● DATASET ENTRIES:
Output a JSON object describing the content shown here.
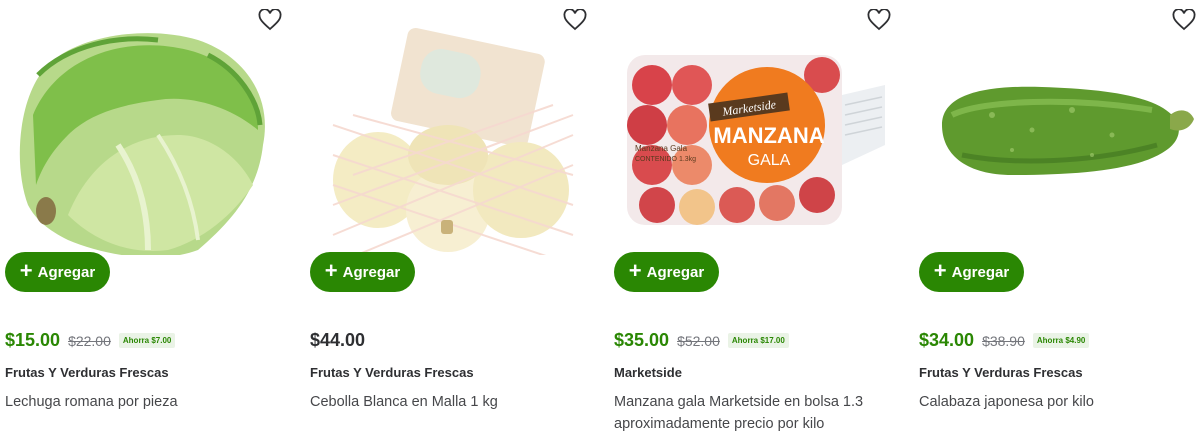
{
  "products": [
    {
      "image": "lettuce",
      "add_label": "Agregar",
      "price": "$15.00",
      "was_price": "$22.00",
      "savings": "Ahorra $7.00",
      "brand": "Frutas Y Verduras Frescas",
      "name": "Lechuga romana por pieza"
    },
    {
      "image": "onion-mesh-bag",
      "add_label": "Agregar",
      "price": "$44.00",
      "was_price": "",
      "savings": "",
      "brand": "Frutas Y Verduras Frescas",
      "name": "Cebolla Blanca en Malla 1 kg"
    },
    {
      "image": "apple-bag",
      "add_label": "Agregar",
      "price": "$35.00",
      "was_price": "$52.00",
      "savings": "Ahorra $17.00",
      "brand": "Marketside",
      "name": "Manzana gala Marketside en bolsa 1.3 aproximadamente precio por kilo",
      "package_text": {
        "brand": "Marketside",
        "line1": "MANZANA",
        "line2": "GALA",
        "small1": "Manzana Gala",
        "small2": "CONTENIDO 1.3kg"
      }
    },
    {
      "image": "zucchini",
      "add_label": "Agregar",
      "price": "$34.00",
      "was_price": "$38.90",
      "savings": "Ahorra $4.90",
      "brand": "Frutas Y Verduras Frescas",
      "name": "Calabaza japonesa por kilo"
    }
  ],
  "colors": {
    "accent": "#2a8703",
    "badge_bg": "#eaf3e6"
  }
}
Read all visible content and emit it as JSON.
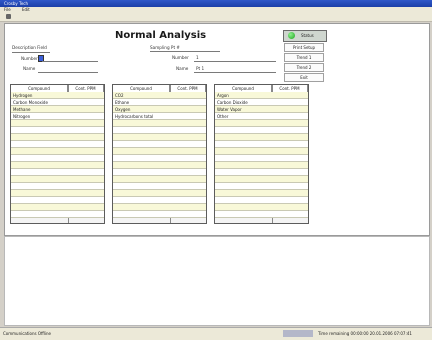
{
  "window": {
    "title": "Crosby Tech",
    "menu": [
      "File",
      "Edit"
    ]
  },
  "header": {
    "page_title": "Normal Analysis",
    "description_label": "Description Field",
    "number_label": "Number",
    "name_label": "Name",
    "sampling_point_label": "Sampling Pt #",
    "sp_number_label": "Number",
    "sp_number_value": "1",
    "sp_name_label": "Name",
    "sp_name_value": "Pt 1"
  },
  "controls": {
    "status_label": "Status",
    "buttons": [
      "Print Setup",
      "Trend 1",
      "Trend 2",
      "Exit"
    ]
  },
  "tables": [
    {
      "headers": [
        "Compound",
        "Cont. PPM"
      ],
      "rows": [
        [
          "Hydrogen",
          ""
        ],
        [
          "Carbon Monoxide",
          ""
        ],
        [
          "Methane",
          ""
        ],
        [
          "Nitrogen",
          ""
        ]
      ]
    },
    {
      "headers": [
        "Compound",
        "Cont. PPM"
      ],
      "rows": [
        [
          "CO2",
          ""
        ],
        [
          "Ethane",
          ""
        ],
        [
          "Oxygen",
          ""
        ],
        [
          "Hydrocarbons total",
          ""
        ]
      ]
    },
    {
      "headers": [
        "Compound",
        "Cont. PPM"
      ],
      "rows": [
        [
          "Argon",
          ""
        ],
        [
          "Carbon Dioxide",
          ""
        ],
        [
          "Water Vapor",
          ""
        ],
        [
          "Other",
          ""
        ]
      ]
    }
  ],
  "statusbar": {
    "left_text": "Communications Offline",
    "right_text": "Time remaining 00:00:00   20.01.2006   07:07:41"
  }
}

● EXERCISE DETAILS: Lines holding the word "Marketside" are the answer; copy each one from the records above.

● FINAL ANSWER:
      "brand": "Marketside",
      "name": "Manzana gala Marketside en bolsa 1.3 aproximadamente precio por kilo",
        "brand": "Marketside",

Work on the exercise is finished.